A Basic Guide to DVD Burners
To start with, what are they? Well, DVD burners re-write the reflective inner-layer of a disc that is patterned to represent data, from one DVD onto another, using micro-lasers to detect the marks. In other words, they are copiers of DVDs. In some circumstances using DVD burners can be illegal – so always carefully read the terms and conditions.
To put this into perspective, DVD players can play discs and they do this by reading the encoded information on the disc. A DVD burner, which connects to your computer, can play but also create DVDs, by copying – or burning – the information on the DVD from your computer loading tray onto your computer’s hard-drive. The information can then be transmitted back from your hard-drive to a blank DVD at a later date using the same method of ‘writing’; a laser.
You might now be wondering what all those confusing letters and different jargons are labelled on the blank DVDs. Some of the labels may have names such as: CD-ROMs, CD-R, DVD+RW, or DVD-RAM. There are many types of disc (due to a schism in the industry when the technology was first developed) and each burner can usually only burn and play a few types.

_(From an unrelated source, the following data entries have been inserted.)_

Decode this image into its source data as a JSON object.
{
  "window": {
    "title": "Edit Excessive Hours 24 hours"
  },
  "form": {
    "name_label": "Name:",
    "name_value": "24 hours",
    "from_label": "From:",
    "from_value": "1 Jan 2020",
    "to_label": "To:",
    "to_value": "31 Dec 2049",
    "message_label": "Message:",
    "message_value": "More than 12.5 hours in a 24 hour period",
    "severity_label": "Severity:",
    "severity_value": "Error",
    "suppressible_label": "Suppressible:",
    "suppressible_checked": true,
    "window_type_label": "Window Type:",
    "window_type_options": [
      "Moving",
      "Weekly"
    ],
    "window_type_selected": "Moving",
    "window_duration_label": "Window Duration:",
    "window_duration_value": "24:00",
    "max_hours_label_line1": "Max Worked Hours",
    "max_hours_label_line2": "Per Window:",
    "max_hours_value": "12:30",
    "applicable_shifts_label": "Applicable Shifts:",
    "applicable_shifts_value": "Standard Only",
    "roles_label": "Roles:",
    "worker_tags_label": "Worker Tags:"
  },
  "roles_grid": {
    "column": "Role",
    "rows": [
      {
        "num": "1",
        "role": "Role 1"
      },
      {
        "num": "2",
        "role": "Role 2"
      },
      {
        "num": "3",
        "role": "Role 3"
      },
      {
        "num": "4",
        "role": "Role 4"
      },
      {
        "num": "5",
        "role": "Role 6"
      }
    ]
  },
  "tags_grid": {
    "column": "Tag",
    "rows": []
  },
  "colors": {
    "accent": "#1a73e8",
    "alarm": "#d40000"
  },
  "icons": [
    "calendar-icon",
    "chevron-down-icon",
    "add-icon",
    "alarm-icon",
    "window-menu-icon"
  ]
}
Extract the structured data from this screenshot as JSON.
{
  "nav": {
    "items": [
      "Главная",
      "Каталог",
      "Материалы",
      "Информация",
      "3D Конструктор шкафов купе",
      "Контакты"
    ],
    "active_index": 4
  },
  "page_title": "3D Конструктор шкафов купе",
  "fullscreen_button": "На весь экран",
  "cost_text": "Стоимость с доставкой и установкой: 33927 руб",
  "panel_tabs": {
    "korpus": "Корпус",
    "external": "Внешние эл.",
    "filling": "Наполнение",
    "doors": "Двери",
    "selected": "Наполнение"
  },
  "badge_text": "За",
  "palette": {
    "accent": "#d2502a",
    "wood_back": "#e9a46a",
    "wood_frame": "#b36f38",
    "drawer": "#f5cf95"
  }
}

The most general and simple DVD burners can accept and copy CD-ROMs, which includes store bought music, DVD-videos and most computer games. DVD burners can also copy onto CD-R and DVD-R discs (the ‘R’ stands for recordable, and are the modern age equivalent to blank videos). They may not accept rewritable discs and you will only be permitted to record a singular time on these types of discs.
All rewritable discs can be burnt and re-wrote and burnt again up to approximately one thousand times. Rewritable discs are signified by their -RW ending, hence – you might have guessed it; a rewritable CD is referred to as a CD-RW. A rewritable DVD can come in a few formats, however, DVD+RW, DVD-RW and DVD-RAM.
The next industry jargon you may need to get your head around is the spec guide – roughly meaning speed measurement. DVD spec measurements are presented as y/x/z – for example, 4X/2X/12X (the ‘X’ means ‘times’, the 1X is a 700KB transfer rate). The first figure is the speed the burner can write at the second figure is its rewrite speed and the third figure is its read speed. These figures will help you analyze how well the DVD burner works and also be an indicator to how much the product is really worth.
Hopefully, this information will assist you when you go purchase your DVD burner or help you work the burner that is already installed on your computer. Most burners will come with a set of instructions that will additionally aid you in knowing which type of blank discs to buy and how to operate the burner.